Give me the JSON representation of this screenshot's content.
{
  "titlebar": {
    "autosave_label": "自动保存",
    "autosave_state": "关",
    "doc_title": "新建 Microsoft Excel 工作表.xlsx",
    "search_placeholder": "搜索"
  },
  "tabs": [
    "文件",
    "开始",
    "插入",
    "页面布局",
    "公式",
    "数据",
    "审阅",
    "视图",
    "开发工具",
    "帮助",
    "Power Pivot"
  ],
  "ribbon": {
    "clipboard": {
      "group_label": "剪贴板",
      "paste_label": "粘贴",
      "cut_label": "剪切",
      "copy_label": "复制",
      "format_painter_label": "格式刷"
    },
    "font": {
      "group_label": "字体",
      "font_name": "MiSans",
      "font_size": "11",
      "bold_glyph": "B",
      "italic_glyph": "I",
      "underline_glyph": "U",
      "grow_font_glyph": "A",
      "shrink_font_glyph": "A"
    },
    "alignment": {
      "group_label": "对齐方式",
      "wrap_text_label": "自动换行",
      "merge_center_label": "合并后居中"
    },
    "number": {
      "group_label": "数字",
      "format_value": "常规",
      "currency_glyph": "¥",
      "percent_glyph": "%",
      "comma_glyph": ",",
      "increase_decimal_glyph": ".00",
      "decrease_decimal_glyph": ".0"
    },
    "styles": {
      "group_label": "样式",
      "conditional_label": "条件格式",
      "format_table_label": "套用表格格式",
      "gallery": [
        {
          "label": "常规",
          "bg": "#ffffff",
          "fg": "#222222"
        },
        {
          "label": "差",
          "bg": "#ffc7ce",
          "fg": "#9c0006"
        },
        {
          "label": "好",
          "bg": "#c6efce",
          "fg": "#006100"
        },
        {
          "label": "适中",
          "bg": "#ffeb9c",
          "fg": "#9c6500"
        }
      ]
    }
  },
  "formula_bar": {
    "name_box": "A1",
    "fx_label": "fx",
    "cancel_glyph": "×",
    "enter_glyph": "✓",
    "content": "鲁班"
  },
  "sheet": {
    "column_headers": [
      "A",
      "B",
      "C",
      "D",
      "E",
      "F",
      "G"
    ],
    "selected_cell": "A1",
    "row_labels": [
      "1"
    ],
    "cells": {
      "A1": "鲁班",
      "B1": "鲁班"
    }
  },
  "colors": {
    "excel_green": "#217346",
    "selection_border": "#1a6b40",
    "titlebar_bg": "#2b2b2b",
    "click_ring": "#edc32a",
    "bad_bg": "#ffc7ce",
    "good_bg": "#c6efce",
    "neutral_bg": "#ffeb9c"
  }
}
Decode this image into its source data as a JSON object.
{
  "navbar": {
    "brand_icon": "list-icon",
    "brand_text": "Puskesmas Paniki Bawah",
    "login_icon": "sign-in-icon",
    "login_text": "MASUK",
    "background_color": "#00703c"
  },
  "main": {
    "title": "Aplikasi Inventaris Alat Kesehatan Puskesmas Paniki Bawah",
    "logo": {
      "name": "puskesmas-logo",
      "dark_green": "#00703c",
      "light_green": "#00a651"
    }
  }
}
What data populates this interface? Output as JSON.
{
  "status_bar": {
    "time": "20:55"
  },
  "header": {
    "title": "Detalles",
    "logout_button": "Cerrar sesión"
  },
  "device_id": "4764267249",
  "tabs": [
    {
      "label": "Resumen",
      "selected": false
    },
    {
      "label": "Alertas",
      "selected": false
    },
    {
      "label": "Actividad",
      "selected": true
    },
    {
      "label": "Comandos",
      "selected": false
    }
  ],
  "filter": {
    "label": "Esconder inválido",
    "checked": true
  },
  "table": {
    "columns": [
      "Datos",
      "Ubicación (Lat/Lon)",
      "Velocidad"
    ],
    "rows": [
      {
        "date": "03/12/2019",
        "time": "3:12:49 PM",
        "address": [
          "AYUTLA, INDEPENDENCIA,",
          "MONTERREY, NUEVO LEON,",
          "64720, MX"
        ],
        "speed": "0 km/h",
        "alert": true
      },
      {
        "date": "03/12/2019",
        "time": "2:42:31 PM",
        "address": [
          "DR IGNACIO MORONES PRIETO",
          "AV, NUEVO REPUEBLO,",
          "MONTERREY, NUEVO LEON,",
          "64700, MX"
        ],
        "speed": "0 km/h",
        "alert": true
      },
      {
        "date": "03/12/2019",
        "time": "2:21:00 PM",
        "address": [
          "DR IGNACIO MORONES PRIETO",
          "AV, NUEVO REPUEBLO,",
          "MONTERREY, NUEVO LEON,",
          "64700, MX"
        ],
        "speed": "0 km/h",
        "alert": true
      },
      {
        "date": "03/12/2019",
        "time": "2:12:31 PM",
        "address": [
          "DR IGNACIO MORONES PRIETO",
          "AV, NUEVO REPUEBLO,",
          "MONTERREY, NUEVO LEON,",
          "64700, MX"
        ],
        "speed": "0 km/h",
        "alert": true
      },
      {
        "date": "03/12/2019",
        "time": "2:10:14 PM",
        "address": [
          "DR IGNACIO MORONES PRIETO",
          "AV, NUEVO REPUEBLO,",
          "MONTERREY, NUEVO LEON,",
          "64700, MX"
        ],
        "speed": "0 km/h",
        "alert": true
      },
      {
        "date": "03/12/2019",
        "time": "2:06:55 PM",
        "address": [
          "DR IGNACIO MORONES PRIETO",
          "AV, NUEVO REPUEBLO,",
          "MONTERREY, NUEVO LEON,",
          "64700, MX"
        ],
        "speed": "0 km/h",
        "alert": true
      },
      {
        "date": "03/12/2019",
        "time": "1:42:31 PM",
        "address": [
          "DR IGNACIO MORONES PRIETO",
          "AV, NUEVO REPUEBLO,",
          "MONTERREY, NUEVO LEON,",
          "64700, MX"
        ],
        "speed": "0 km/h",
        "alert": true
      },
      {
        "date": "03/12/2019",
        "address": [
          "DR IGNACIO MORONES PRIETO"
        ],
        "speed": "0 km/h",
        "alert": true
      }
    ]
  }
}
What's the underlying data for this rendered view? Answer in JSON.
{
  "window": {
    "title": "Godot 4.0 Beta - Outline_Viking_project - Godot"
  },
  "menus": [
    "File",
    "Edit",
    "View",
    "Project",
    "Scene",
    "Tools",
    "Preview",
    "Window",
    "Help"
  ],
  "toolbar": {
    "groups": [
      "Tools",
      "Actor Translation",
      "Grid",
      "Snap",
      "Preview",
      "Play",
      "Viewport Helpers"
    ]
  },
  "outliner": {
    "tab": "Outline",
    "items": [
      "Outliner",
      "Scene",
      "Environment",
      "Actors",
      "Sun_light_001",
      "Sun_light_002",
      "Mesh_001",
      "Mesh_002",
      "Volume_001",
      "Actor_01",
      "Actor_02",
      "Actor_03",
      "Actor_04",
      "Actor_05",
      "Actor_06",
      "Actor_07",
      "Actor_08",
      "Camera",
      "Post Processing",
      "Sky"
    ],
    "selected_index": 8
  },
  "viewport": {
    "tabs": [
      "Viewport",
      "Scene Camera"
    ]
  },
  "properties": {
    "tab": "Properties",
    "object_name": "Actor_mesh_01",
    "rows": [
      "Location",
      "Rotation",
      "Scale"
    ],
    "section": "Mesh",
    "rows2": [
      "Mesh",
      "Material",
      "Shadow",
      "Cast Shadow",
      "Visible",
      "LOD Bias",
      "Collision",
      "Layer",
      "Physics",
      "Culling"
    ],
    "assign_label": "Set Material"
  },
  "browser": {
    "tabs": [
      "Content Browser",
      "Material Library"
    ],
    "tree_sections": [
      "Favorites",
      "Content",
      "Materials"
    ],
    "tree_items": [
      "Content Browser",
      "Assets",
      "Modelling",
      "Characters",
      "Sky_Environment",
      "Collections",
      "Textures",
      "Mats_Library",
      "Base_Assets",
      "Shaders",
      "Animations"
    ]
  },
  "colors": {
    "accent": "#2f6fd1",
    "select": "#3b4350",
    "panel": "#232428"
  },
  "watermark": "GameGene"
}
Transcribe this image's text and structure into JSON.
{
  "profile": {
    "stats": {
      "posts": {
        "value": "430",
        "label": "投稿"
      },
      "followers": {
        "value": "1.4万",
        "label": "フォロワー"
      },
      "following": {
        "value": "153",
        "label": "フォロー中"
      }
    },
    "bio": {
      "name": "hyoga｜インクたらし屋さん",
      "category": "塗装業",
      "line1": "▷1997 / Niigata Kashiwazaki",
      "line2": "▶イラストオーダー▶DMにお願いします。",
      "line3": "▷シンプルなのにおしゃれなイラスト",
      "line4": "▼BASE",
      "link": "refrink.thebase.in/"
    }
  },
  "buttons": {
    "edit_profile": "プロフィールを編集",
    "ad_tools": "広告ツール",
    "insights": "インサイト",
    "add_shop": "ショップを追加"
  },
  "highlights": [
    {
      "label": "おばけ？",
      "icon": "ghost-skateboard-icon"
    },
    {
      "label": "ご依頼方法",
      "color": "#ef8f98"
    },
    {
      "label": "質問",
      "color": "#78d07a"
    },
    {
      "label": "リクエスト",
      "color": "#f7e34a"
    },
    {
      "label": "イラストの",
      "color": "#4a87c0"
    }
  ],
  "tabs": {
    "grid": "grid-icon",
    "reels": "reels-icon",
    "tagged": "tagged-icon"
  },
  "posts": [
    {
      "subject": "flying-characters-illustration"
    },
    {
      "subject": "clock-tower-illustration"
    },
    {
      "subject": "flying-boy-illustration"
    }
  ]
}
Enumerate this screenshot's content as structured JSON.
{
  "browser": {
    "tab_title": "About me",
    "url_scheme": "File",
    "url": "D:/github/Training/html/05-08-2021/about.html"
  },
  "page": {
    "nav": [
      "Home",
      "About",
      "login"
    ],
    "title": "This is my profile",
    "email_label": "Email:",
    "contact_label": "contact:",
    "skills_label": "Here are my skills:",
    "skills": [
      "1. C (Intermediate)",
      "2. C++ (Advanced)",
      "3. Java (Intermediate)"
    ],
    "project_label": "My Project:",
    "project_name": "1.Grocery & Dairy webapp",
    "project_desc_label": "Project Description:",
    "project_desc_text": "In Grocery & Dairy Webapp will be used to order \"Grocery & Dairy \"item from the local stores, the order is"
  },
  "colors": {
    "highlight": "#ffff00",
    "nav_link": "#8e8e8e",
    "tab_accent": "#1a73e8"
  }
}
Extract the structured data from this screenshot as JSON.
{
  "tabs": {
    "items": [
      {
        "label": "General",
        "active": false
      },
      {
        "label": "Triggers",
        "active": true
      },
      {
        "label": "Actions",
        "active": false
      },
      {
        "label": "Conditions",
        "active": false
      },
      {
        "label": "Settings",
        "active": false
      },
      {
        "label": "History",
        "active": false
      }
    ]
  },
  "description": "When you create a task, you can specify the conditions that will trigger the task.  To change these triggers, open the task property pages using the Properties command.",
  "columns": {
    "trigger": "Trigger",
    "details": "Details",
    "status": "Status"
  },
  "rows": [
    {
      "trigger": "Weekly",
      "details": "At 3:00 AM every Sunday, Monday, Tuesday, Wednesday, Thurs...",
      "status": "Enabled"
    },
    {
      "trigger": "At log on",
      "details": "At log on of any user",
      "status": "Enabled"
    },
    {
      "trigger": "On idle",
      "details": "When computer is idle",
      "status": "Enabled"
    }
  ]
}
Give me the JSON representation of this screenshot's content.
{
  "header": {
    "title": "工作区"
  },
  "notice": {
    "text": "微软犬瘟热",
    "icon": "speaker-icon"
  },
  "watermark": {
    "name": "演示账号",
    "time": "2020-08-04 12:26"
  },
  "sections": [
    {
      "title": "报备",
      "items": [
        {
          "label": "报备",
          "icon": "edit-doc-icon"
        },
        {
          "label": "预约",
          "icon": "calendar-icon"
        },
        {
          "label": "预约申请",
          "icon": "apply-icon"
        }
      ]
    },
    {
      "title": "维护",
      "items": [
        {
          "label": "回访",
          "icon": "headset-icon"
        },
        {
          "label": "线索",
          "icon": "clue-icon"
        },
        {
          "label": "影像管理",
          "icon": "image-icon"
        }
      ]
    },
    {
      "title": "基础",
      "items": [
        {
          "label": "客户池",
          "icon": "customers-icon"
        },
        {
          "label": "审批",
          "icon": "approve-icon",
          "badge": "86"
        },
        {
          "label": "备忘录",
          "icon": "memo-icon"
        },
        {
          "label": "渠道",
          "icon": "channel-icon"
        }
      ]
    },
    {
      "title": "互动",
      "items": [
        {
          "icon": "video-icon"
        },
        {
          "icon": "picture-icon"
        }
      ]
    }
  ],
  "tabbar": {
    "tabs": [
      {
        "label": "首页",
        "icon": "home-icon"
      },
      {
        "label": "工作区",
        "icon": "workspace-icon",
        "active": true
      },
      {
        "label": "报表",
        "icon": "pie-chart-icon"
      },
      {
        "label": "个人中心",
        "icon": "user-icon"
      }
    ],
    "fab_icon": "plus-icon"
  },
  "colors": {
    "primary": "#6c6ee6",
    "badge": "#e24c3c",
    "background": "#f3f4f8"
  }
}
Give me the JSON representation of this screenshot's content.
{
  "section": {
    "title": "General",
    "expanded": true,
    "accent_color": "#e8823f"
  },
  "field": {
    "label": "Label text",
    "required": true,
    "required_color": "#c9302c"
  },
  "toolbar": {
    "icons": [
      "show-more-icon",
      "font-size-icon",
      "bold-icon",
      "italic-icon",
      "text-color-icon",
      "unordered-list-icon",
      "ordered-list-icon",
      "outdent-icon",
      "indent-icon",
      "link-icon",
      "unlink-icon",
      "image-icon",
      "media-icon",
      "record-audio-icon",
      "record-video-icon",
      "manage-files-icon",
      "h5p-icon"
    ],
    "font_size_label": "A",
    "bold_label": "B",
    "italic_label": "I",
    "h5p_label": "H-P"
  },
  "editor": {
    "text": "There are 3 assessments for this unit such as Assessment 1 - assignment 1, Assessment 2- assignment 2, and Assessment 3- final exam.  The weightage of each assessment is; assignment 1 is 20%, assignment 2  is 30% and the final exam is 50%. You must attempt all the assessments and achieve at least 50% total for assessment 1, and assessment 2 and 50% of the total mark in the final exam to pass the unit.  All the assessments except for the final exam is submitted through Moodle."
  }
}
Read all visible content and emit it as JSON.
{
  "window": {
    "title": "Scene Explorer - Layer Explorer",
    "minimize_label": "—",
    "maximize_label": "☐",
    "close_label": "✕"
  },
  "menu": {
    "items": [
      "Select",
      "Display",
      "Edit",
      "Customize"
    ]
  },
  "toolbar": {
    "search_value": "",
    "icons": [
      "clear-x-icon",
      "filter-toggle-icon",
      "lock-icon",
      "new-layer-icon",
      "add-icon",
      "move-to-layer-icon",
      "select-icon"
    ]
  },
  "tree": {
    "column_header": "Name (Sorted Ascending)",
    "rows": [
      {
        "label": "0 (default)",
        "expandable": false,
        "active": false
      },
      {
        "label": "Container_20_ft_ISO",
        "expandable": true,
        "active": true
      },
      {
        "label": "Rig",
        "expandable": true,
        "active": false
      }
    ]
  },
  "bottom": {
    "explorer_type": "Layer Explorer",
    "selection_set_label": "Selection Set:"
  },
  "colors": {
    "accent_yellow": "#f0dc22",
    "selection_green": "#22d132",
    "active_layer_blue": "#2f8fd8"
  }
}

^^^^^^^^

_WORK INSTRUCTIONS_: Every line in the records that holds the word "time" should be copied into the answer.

_RESULT_:
    "time": "20:55"
        "time": "3:12:49 PM",
        "time": "2:42:31 PM",
        "time": "2:21:00 PM",
        "time": "2:12:31 PM",
        "time": "2:10:14 PM",
        "time": "2:06:55 PM",
        "time": "1:42:31 PM",
    "time": "2020-08-04 12:26"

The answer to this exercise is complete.